The Forum featured an expert panel and breakout sessions that engaged stakeholders from a variety of sectors of the county’s food system-including farmers, University of Maryland extension representatives, food access focused non-profits, grocery stores, elected officials, government agencies, renewable energy companies, and healthcare executives.
Central to the forum discussions were innovations in local food system work and opportunities for systems-level change through policy-based approaches. Healthy mobile food vending, untraditional agricultural ventures, strategies to increase community level access to affordable foods, and promising practices to expand nutrition education programming were popular topics among participants. Stakeholders acknowledged the need for collaboration to address the county’s “food deserts and swamps” and their implications on residents’ health. According to John Hopkins’ Center for a Livable Future, 43 percent of county residents live in “food deserts,” or low-income census tracts where residents are more than .5 miles (urban) or 10 miles (rural) from the nearest supermarket. The average for the state of Maryland is only 27 percent, according to the Prince George’s County Food Systems Profile. Readily available are “food swamps” through a densely populated network of fast food chain restaurants, which make up 71 percent of the county’s restaurants.
Speakers presenting findings and leading discussions included: Sydney Daigle, Food Equity Council coordinator; Margaret Morgan Hubbard, CEO, ECO City Farms and Food Equity Council co-chair; Pamela Hess, Executive Director, Arcadia Center for Sustainable Food and Agricultue; Nicete Moodie, Nutrition Outreach Coordinator, Share Our Strength; Denise Ann Benoit-Moctezuma, Program Supervisor, Prince George’s Expanded Food & Nutrition Program, University of Maryland Extension; Pete Charlerie, Farmer and Wwner, SunSplash Farm; Shelby Watson Hampton, Farmer, Robin Hill Farm & Vineyards; Christie Balch, Executive Director, Crossroads Community Food Network; Susan Thweatt, Program Chief, Prince George’s County Health Department; Michael J. Wilson, Executive Director, Maryland Hunger Solutions; Allison Lilly, Sustainability and Wellness Coordinator, University of Maryland Dining Services; and Evelyn Kelly, Senior Program Manager, Institute for Public Health Innovation.
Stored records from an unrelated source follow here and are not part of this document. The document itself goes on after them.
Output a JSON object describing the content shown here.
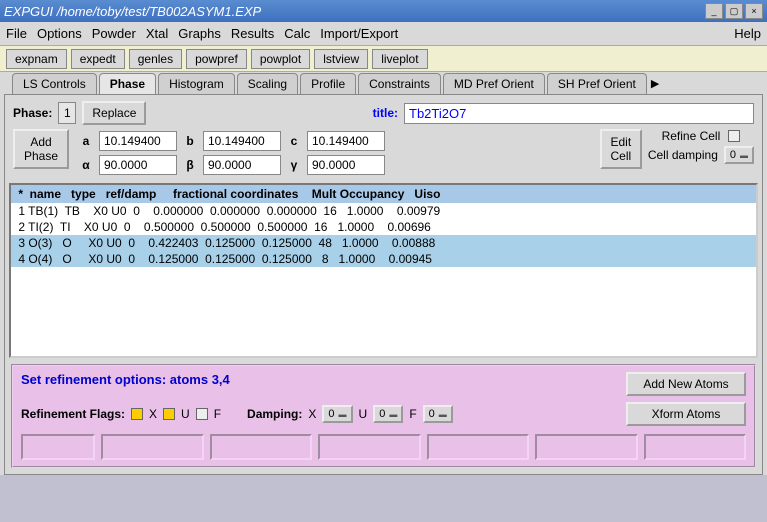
{
  "window": {
    "title": "EXPGUI /home/toby/test/TB002ASYM1.EXP"
  },
  "menu": {
    "file": "File",
    "options": "Options",
    "powder": "Powder",
    "xtal": "Xtal",
    "graphs": "Graphs",
    "results": "Results",
    "calc": "Calc",
    "impexp": "Import/Export",
    "help": "Help"
  },
  "toolbar": {
    "expnam": "expnam",
    "expedt": "expedt",
    "genles": "genles",
    "powpref": "powpref",
    "powplot": "powplot",
    "lstview": "lstview",
    "liveplot": "liveplot"
  },
  "tabs": {
    "ls": "LS Controls",
    "phase": "Phase",
    "hist": "Histogram",
    "scaling": "Scaling",
    "profile": "Profile",
    "constraints": "Constraints",
    "mdpref": "MD Pref Orient",
    "shpref": "SH Pref Orient"
  },
  "phase": {
    "label": "Phase:",
    "num": "1",
    "replace": "Replace",
    "titleLabel": "title:",
    "title": "Tb2Ti2O7",
    "addPhase": "Add Phase",
    "a_l": "a",
    "a": "10.149400",
    "b_l": "b",
    "b": "10.149400",
    "c_l": "c",
    "c": "10.149400",
    "al_l": "α",
    "al": "90.0000",
    "be_l": "β",
    "be": "90.0000",
    "ga_l": "γ",
    "ga": "90.0000",
    "editCell": "Edit Cell",
    "refineCell": "Refine Cell",
    "cellDamp": "Cell damping",
    "cellDampVal": "0"
  },
  "atoms": {
    "header": " *  name   type   ref/damp     fractional coordinates    Mult Occupancy   Uiso",
    "rows": [
      " 1 TB(1)  TB    X0 U0  0    0.000000  0.000000  0.000000  16   1.0000    0.00979",
      " 2 TI(2)  TI    X0 U0  0    0.500000  0.500000  0.500000  16   1.0000    0.00696",
      " 3 O(3)   O     X0 U0  0    0.422403  0.125000  0.125000  48   1.0000    0.00888",
      " 4 O(4)   O     X0 U0  0    0.125000  0.125000  0.125000   8   1.0000    0.00945"
    ],
    "selected": [
      2,
      3
    ]
  },
  "refine": {
    "title": "Set refinement options: atoms 3,4",
    "flagsLabel": "Refinement Flags:",
    "X": "X",
    "U": "U",
    "F": "F",
    "dampLabel": "Damping:",
    "dx": "0",
    "du": "0",
    "df": "0",
    "addNew": "Add New Atoms",
    "xform": "Xform Atoms"
  }
}
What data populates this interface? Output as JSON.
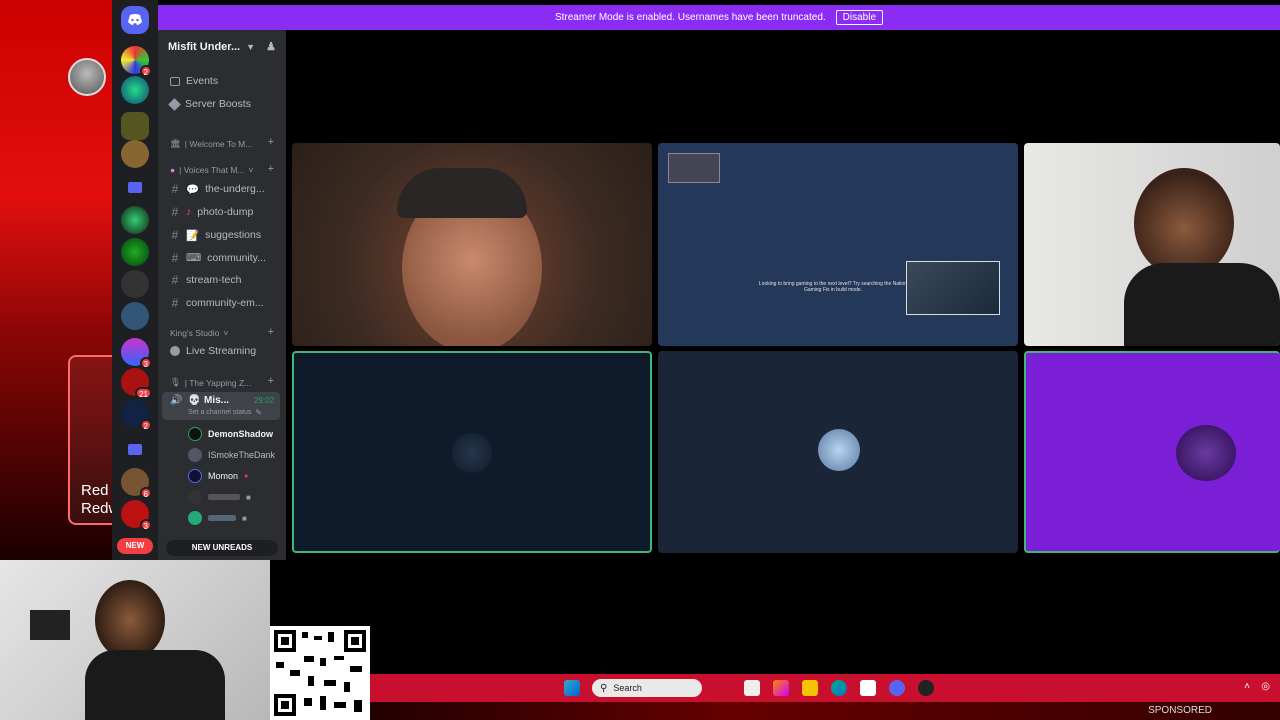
{
  "banner": {
    "text": "Streamer Mode is enabled. Usernames have been truncated.",
    "button": "Disable"
  },
  "server": {
    "name": "Misfit Under..."
  },
  "nav": {
    "events": "Events",
    "boosts": "Server Boosts"
  },
  "categories": {
    "welcome": "| Welcome To M...",
    "voices": "| Voices That M...",
    "kings": "King's Studio",
    "yapping": "| The Yapping Z..."
  },
  "channels": [
    "the-underg...",
    "photo-dump",
    "suggestions",
    "community...",
    "stream-tech",
    "community-em..."
  ],
  "live_streaming": "Live Streaming",
  "voice_channel": {
    "name": "Mis...",
    "timer": "29:02",
    "status": "Set a channel status",
    "users": [
      "DemonShadow",
      "ISmokeTheDank",
      "Momon"
    ]
  },
  "rail_badges": [
    "2",
    "3",
    "21",
    "2",
    "6",
    "3"
  ],
  "rail_new": "NEW",
  "new_unreads": "NEW UNREADS",
  "tile2_caption": "Looking to bring gaming to the next level? Try searching the Nation Gaming Fix in build mode.",
  "background_text": "Red\nRedw",
  "taskbar": {
    "search": "Search"
  },
  "sponsored": "SPONSORED",
  "colors": {
    "banner": "#8b2cf5",
    "speaking_border": "#3fb67a",
    "taskbar": "#c8102e",
    "rail": "#1e1f22",
    "sidebar": "#2b2d31"
  }
}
About the Institute for Public Health Innovation
Formed in 2009, IPHI is one of 38 member public health institutes within the National Network of Public Health Institutes (NNPHI). Across the country, public health institutes work in conjunction with public and private partners to protect and promote the public’s health by providing a range of functions from training to program development to research and evaluation. IPHI is the official public health institute serving the District of Columbia, Maryland, and Virginia, and has quickly grown into an important partner at the state and local levels across the region. To learn more about IPHI, visit our website.